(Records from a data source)
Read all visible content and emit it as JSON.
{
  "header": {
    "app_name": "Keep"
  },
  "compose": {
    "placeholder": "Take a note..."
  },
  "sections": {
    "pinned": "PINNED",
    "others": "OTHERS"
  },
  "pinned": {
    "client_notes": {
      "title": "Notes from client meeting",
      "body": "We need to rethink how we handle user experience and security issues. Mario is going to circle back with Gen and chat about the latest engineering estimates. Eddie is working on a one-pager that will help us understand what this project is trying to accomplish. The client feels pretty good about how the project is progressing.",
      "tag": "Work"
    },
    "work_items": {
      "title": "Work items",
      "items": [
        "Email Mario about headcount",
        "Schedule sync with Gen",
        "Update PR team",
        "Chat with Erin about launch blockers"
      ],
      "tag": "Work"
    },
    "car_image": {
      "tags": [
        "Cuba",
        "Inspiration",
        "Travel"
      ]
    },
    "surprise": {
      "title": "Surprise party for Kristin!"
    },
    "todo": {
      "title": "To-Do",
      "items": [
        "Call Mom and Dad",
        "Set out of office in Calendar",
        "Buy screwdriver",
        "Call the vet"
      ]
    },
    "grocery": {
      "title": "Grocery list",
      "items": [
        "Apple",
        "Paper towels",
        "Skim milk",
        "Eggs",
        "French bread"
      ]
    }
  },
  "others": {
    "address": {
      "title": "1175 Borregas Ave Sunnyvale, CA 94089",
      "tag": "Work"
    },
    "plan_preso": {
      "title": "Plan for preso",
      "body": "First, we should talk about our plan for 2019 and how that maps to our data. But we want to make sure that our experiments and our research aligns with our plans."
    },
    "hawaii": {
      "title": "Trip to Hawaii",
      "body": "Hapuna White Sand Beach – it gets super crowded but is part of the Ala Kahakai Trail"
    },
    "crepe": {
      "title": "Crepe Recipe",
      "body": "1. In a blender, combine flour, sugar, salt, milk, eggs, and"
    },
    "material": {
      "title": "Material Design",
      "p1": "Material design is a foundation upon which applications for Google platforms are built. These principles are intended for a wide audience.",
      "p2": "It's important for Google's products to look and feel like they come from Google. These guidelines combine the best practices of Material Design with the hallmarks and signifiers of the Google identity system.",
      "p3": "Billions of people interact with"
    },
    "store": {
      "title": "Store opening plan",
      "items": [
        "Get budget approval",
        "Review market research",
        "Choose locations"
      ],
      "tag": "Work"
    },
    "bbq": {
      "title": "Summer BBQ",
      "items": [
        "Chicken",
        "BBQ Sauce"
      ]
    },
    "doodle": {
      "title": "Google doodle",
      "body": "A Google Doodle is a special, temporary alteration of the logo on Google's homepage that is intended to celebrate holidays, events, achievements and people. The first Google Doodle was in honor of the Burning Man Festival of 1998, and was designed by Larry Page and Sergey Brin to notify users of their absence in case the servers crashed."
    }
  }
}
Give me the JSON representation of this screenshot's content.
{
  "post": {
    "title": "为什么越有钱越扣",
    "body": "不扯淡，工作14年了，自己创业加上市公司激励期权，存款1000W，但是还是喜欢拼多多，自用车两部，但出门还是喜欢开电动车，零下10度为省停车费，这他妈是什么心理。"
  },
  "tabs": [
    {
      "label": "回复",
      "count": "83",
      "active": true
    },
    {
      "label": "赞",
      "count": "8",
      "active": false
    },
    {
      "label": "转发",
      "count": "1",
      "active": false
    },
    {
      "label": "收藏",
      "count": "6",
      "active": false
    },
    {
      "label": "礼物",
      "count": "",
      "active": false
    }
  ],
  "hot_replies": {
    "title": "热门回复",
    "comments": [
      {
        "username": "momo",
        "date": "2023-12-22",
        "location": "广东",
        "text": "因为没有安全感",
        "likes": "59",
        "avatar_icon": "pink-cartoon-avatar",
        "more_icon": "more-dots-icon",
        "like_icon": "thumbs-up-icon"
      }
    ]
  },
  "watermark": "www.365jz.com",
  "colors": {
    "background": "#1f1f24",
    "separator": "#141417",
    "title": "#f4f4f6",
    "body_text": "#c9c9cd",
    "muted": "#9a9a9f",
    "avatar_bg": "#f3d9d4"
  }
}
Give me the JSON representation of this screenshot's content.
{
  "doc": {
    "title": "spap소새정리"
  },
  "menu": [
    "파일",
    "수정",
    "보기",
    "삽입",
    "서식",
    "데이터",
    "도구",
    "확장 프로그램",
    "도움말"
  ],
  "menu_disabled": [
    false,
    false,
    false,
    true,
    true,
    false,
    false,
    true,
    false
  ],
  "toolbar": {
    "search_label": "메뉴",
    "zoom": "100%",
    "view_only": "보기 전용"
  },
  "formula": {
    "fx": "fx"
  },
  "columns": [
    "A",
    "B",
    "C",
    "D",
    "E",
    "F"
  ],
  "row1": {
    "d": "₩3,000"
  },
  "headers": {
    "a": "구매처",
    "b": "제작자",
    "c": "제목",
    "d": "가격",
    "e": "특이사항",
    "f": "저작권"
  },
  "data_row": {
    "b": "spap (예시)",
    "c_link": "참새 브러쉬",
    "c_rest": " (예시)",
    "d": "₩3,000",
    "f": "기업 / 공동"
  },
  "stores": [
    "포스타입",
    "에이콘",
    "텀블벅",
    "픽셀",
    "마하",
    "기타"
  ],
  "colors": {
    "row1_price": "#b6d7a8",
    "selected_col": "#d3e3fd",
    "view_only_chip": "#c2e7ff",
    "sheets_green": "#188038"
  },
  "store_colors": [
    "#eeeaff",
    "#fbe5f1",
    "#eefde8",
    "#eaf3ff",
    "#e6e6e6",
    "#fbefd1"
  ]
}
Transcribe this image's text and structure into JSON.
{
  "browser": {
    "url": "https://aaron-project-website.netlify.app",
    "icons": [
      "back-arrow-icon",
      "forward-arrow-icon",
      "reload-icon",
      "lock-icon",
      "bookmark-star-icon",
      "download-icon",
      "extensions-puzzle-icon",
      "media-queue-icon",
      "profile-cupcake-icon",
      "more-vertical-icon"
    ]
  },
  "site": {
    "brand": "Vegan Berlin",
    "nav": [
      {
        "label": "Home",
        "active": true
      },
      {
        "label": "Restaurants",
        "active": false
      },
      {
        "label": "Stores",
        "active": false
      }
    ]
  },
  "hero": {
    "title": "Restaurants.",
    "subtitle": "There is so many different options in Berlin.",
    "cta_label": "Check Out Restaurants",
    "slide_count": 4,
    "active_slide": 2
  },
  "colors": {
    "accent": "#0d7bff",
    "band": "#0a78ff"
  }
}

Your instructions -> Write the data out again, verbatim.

Reply ->
Read all visible content and emit it as JSON.
{
  "header": {
    "app_name": "Keep"
  },
  "compose": {
    "placeholder": "Take a note..."
  },
  "sections": {
    "pinned": "PINNED",
    "others": "OTHERS"
  },
  "pinned": {
    "client_notes": {
      "title": "Notes from client meeting",
      "body": "We need to rethink how we handle user experience and security issues. Mario is going to circle back with Gen and chat about the latest engineering estimates. Eddie is working on a one-pager that will help us understand what this project is trying to accomplish. The client feels pretty good about how the project is progressing.",
      "tag": "Work"
    },
    "work_items": {
      "title": "Work items",
      "items": [
        "Email Mario about headcount",
        "Schedule sync with Gen",
        "Update PR team",
        "Chat with Erin about launch blockers"
      ],
      "tag": "Work"
    },
    "car_image": {
      "tags": [
        "Cuba",
        "Inspiration",
        "Travel"
      ]
    },
    "surprise": {
      "title": "Surprise party for Kristin!"
    },
    "todo": {
      "title": "To-Do",
      "items": [
        "Call Mom and Dad",
        "Set out of office in Calendar",
        "Buy screwdriver",
        "Call the vet"
      ]
    },
    "grocery": {
      "title": "Grocery list",
      "items": [
        "Apple",
        "Paper towels",
        "Skim milk",
        "Eggs",
        "French bread"
      ]
    }
  },
  "others": {
    "address": {
      "title": "1175 Borregas Ave Sunnyvale, CA 94089",
      "tag": "Work"
    },
    "plan_preso": {
      "title": "Plan for preso",
      "body": "First, we should talk about our plan for 2019 and how that maps to our data. But we want to make sure that our experiments and our research aligns with our plans."
    },
    "hawaii": {
      "title": "Trip to Hawaii",
      "body": "Hapuna White Sand Beach – it gets super crowded but is part of the Ala Kahakai Trail"
    },
    "crepe": {
      "title": "Crepe Recipe",
      "body": "1. In a blender, combine flour, sugar, salt, milk, eggs, and"
    },
    "material": {
      "title": "Material Design",
      "p1": "Material design is a foundation upon which applications for Google platforms are built. These principles are intended for a wide audience.",
      "p2": "It's important for Google's products to look and feel like they come from Google. These guidelines combine the best practices of Material Design with the hallmarks and signifiers of the Google identity system.",
      "p3": "Billions of people interact with"
    },
    "store": {
      "title": "Store opening plan",
      "items": [
        "Get budget approval",
        "Review market research",
        "Choose locations"
      ],
      "tag": "Work"
    },
    "bbq": {
      "title": "Summer BBQ",
      "items": [
        "Chicken",
        "BBQ Sauce"
      ]
    },
    "doodle": {
      "title": "Google doodle",
      "body": "A Google Doodle is a special, temporary alteration of the logo on Google's homepage that is intended to celebrate holidays, events, achievements and people. The first Google Doodle was in honor of the Burning Man Festival of 1998, and was designed by Larry Page and Sergey Brin to notify users of their absence in case the servers crashed."
    }
  }
}
Give me the JSON representation of this screenshot's content.
{
  "post": {
    "title": "为什么越有钱越扣",
    "body": "不扯淡，工作14年了，自己创业加上市公司激励期权，存款1000W，但是还是喜欢拼多多，自用车两部，但出门还是喜欢开电动车，零下10度为省停车费，这他妈是什么心理。"
  },
  "tabs": [
    {
      "label": "回复",
      "count": "83",
      "active": true
    },
    {
      "label": "赞",
      "count": "8",
      "active": false
    },
    {
      "label": "转发",
      "count": "1",
      "active": false
    },
    {
      "label": "收藏",
      "count": "6",
      "active": false
    },
    {
      "label": "礼物",
      "count": "",
      "active": false
    }
  ],
  "hot_replies": {
    "title": "热门回复",
    "comments": [
      {
        "username": "momo",
        "date": "2023-12-22",
        "location": "广东",
        "text": "因为没有安全感",
        "likes": "59",
        "avatar_icon": "pink-cartoon-avatar",
        "more_icon": "more-dots-icon",
        "like_icon": "thumbs-up-icon"
      }
    ]
  },
  "watermark": "www.365jz.com",
  "colors": {
    "background": "#1f1f24",
    "separator": "#141417",
    "title": "#f4f4f6",
    "body_text": "#c9c9cd",
    "muted": "#9a9a9f",
    "avatar_bg": "#f3d9d4"
  }
}
Give me the JSON representation of this screenshot's content.
{
  "doc": {
    "title": "spap소새정리"
  },
  "menu": [
    "파일",
    "수정",
    "보기",
    "삽입",
    "서식",
    "데이터",
    "도구",
    "확장 프로그램",
    "도움말"
  ],
  "menu_disabled": [
    false,
    false,
    false,
    true,
    true,
    false,
    false,
    true,
    false
  ],
  "toolbar": {
    "search_label": "메뉴",
    "zoom": "100%",
    "view_only": "보기 전용"
  },
  "formula": {
    "fx": "fx"
  },
  "columns": [
    "A",
    "B",
    "C",
    "D",
    "E",
    "F"
  ],
  "row1": {
    "d": "₩3,000"
  },
  "headers": {
    "a": "구매처",
    "b": "제작자",
    "c": "제목",
    "d": "가격",
    "e": "특이사항",
    "f": "저작권"
  },
  "data_row": {
    "b": "spap (예시)",
    "c_link": "참새 브러쉬",
    "c_rest": " (예시)",
    "d": "₩3,000",
    "f": "기업 / 공동"
  },
  "stores": [
    "포스타입",
    "에이콘",
    "텀블벅",
    "픽셀",
    "마하",
    "기타"
  ],
  "colors": {
    "row1_price": "#b6d7a8",
    "selected_col": "#d3e3fd",
    "view_only_chip": "#c2e7ff",
    "sheets_green": "#188038"
  },
  "store_colors": [
    "#eeeaff",
    "#fbe5f1",
    "#eefde8",
    "#eaf3ff",
    "#e6e6e6",
    "#fbefd1"
  ]
}
Transcribe this image's text and structure into JSON.
{
  "browser": {
    "url": "https://aaron-project-website.netlify.app",
    "icons": [
      "back-arrow-icon",
      "forward-arrow-icon",
      "reload-icon",
      "lock-icon",
      "bookmark-star-icon",
      "download-icon",
      "extensions-puzzle-icon",
      "media-queue-icon",
      "profile-cupcake-icon",
      "more-vertical-icon"
    ]
  },
  "site": {
    "brand": "Vegan Berlin",
    "nav": [
      {
        "label": "Home",
        "active": true
      },
      {
        "label": "Restaurants",
        "active": false
      },
      {
        "label": "Stores",
        "active": false
      }
    ]
  },
  "hero": {
    "title": "Restaurants.",
    "subtitle": "There is so many different options in Berlin.",
    "cta_label": "Check Out Restaurants",
    "slide_count": 4,
    "active_slide": 2
  },
  "colors": {
    "accent": "#0d7bff",
    "band": "#0a78ff"
  }
}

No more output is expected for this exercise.